* Problem description *
Your job is to copy all the entries precisely as they stand.

** Data to process follows **

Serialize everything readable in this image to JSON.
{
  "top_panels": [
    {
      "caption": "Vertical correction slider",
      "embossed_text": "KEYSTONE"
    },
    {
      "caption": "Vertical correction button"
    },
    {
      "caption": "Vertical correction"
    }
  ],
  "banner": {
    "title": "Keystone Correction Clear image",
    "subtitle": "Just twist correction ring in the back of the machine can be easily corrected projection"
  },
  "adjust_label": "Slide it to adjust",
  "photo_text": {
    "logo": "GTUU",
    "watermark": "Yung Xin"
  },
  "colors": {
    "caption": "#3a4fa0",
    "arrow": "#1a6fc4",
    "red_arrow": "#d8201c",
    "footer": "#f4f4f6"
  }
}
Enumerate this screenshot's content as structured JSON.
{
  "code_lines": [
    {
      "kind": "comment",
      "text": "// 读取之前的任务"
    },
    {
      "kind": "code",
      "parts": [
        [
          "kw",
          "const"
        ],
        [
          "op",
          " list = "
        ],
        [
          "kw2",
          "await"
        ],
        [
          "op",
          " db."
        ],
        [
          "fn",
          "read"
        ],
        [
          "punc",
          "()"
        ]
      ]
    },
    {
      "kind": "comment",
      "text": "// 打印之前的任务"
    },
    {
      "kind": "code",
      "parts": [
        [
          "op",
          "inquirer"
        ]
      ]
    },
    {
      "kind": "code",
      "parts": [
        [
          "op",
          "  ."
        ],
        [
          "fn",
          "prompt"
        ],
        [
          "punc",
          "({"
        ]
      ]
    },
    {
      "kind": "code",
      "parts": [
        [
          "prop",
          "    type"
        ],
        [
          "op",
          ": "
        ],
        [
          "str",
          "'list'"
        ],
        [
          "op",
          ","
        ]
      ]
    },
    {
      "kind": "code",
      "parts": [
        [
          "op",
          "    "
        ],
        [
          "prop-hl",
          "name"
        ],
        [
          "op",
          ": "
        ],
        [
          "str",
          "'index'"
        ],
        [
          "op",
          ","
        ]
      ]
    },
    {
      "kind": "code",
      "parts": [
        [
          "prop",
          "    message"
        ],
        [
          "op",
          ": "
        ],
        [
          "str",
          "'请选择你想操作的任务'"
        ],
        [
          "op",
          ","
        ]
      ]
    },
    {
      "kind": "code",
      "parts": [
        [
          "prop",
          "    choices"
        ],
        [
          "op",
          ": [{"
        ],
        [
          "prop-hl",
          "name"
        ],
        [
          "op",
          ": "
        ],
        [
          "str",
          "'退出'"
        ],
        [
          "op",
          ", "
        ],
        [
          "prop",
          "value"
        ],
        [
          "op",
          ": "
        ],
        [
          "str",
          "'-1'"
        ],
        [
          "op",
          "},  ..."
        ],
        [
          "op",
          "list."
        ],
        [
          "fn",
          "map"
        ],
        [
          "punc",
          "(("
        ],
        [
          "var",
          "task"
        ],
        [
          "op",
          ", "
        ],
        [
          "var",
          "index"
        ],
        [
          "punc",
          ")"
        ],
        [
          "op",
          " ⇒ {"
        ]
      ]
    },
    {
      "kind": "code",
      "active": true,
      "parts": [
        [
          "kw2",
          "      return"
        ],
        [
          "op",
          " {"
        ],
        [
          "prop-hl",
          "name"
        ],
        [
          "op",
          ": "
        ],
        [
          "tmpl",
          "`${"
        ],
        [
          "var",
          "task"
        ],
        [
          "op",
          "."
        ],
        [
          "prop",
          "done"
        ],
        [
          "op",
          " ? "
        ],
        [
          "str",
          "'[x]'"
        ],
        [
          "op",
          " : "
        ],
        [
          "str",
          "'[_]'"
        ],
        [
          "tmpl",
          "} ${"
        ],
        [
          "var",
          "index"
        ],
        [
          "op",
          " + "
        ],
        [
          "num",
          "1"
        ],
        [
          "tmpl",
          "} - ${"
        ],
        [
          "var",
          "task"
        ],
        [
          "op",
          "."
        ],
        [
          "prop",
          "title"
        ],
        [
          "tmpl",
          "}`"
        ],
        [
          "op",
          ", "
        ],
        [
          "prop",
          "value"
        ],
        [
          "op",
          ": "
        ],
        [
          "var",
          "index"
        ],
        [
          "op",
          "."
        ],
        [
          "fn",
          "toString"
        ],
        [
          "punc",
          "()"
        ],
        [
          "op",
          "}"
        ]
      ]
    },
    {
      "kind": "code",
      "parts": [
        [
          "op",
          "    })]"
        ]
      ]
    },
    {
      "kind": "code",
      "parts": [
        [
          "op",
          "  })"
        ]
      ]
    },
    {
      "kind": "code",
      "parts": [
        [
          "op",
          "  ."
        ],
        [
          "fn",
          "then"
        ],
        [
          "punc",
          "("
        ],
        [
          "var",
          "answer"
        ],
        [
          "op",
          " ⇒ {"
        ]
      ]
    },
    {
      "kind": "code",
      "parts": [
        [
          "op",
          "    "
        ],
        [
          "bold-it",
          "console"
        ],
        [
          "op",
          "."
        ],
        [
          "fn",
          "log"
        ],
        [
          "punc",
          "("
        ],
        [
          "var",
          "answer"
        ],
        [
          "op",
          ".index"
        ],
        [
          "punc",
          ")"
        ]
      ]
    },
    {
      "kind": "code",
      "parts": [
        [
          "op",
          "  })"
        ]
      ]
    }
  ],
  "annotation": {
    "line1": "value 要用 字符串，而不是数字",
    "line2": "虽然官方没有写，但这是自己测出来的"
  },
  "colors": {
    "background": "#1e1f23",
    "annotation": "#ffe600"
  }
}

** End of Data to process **

* Answer *
Serialize everything readable in this image to JSON.
{
  "top_panels": [
    {
      "caption": "Vertical correction slider",
      "embossed_text": "KEYSTONE"
    },
    {
      "caption": "Vertical correction button"
    },
    {
      "caption": "Vertical correction"
    }
  ],
  "banner": {
    "title": "Keystone Correction Clear image",
    "subtitle": "Just twist correction ring in the back of the machine can be easily corrected projection"
  },
  "adjust_label": "Slide it to adjust",
  "photo_text": {
    "logo": "GTUU",
    "watermark": "Yung Xin"
  },
  "colors": {
    "caption": "#3a4fa0",
    "arrow": "#1a6fc4",
    "red_arrow": "#d8201c",
    "footer": "#f4f4f6"
  }
}
Enumerate this screenshot's content as structured JSON.
{
  "code_lines": [
    {
      "kind": "comment",
      "text": "// 读取之前的任务"
    },
    {
      "kind": "code",
      "parts": [
        [
          "kw",
          "const"
        ],
        [
          "op",
          " list = "
        ],
        [
          "kw2",
          "await"
        ],
        [
          "op",
          " db."
        ],
        [
          "fn",
          "read"
        ],
        [
          "punc",
          "()"
        ]
      ]
    },
    {
      "kind": "comment",
      "text": "// 打印之前的任务"
    },
    {
      "kind": "code",
      "parts": [
        [
          "op",
          "inquirer"
        ]
      ]
    },
    {
      "kind": "code",
      "parts": [
        [
          "op",
          "  ."
        ],
        [
          "fn",
          "prompt"
        ],
        [
          "punc",
          "({"
        ]
      ]
    },
    {
      "kind": "code",
      "parts": [
        [
          "prop",
          "    type"
        ],
        [
          "op",
          ": "
        ],
        [
          "str",
          "'list'"
        ],
        [
          "op",
          ","
        ]
      ]
    },
    {
      "kind": "code",
      "parts": [
        [
          "op",
          "    "
        ],
        [
          "prop-hl",
          "name"
        ],
        [
          "op",
          ": "
        ],
        [
          "str",
          "'index'"
        ],
        [
          "op",
          ","
        ]
      ]
    },
    {
      "kind": "code",
      "parts": [
        [
          "prop",
          "    message"
        ],
        [
          "op",
          ": "
        ],
        [
          "str",
          "'请选择你想操作的任务'"
        ],
        [
          "op",
          ","
        ]
      ]
    },
    {
      "kind": "code",
      "parts": [
        [
          "prop",
          "    choices"
        ],
        [
          "op",
          ": [{"
        ],
        [
          "prop-hl",
          "name"
        ],
        [
          "op",
          ": "
        ],
        [
          "str",
          "'退出'"
        ],
        [
          "op",
          ", "
        ],
        [
          "prop",
          "value"
        ],
        [
          "op",
          ": "
        ],
        [
          "str",
          "'-1'"
        ],
        [
          "op",
          "},  ..."
        ],
        [
          "op",
          "list."
        ],
        [
          "fn",
          "map"
        ],
        [
          "punc",
          "(("
        ],
        [
          "var",
          "task"
        ],
        [
          "op",
          ", "
        ],
        [
          "var",
          "index"
        ],
        [
          "punc",
          ")"
        ],
        [
          "op",
          " ⇒ {"
        ]
      ]
    },
    {
      "kind": "code",
      "active": true,
      "parts": [
        [
          "kw2",
          "      return"
        ],
        [
          "op",
          " {"
        ],
        [
          "prop-hl",
          "name"
        ],
        [
          "op",
          ": "
        ],
        [
          "tmpl",
          "`${"
        ],
        [
          "var",
          "task"
        ],
        [
          "op",
          "."
        ],
        [
          "prop",
          "done"
        ],
        [
          "op",
          " ? "
        ],
        [
          "str",
          "'[x]'"
        ],
        [
          "op",
          " : "
        ],
        [
          "str",
          "'[_]'"
        ],
        [
          "tmpl",
          "} ${"
        ],
        [
          "var",
          "index"
        ],
        [
          "op",
          " + "
        ],
        [
          "num",
          "1"
        ],
        [
          "tmpl",
          "} - ${"
        ],
        [
          "var",
          "task"
        ],
        [
          "op",
          "."
        ],
        [
          "prop",
          "title"
        ],
        [
          "tmpl",
          "}`"
        ],
        [
          "op",
          ", "
        ],
        [
          "prop",
          "value"
        ],
        [
          "op",
          ": "
        ],
        [
          "var",
          "index"
        ],
        [
          "op",
          "."
        ],
        [
          "fn",
          "toString"
        ],
        [
          "punc",
          "()"
        ],
        [
          "op",
          "}"
        ]
      ]
    },
    {
      "kind": "code",
      "parts": [
        [
          "op",
          "    })]"
        ]
      ]
    },
    {
      "kind": "code",
      "parts": [
        [
          "op",
          "  })"
        ]
      ]
    },
    {
      "kind": "code",
      "parts": [
        [
          "op",
          "  ."
        ],
        [
          "fn",
          "then"
        ],
        [
          "punc",
          "("
        ],
        [
          "var",
          "answer"
        ],
        [
          "op",
          " ⇒ {"
        ]
      ]
    },
    {
      "kind": "code",
      "parts": [
        [
          "op",
          "    "
        ],
        [
          "bold-it",
          "console"
        ],
        [
          "op",
          "."
        ],
        [
          "fn",
          "log"
        ],
        [
          "punc",
          "("
        ],
        [
          "var",
          "answer"
        ],
        [
          "op",
          ".index"
        ],
        [
          "punc",
          ")"
        ]
      ]
    },
    {
      "kind": "code",
      "parts": [
        [
          "op",
          "  })"
        ]
      ]
    }
  ],
  "annotation": {
    "line1": "value 要用 字符串，而不是数字",
    "line2": "虽然官方没有写，但这是自己测出来的"
  },
  "colors": {
    "background": "#1e1f23",
    "annotation": "#ffe600"
  }
}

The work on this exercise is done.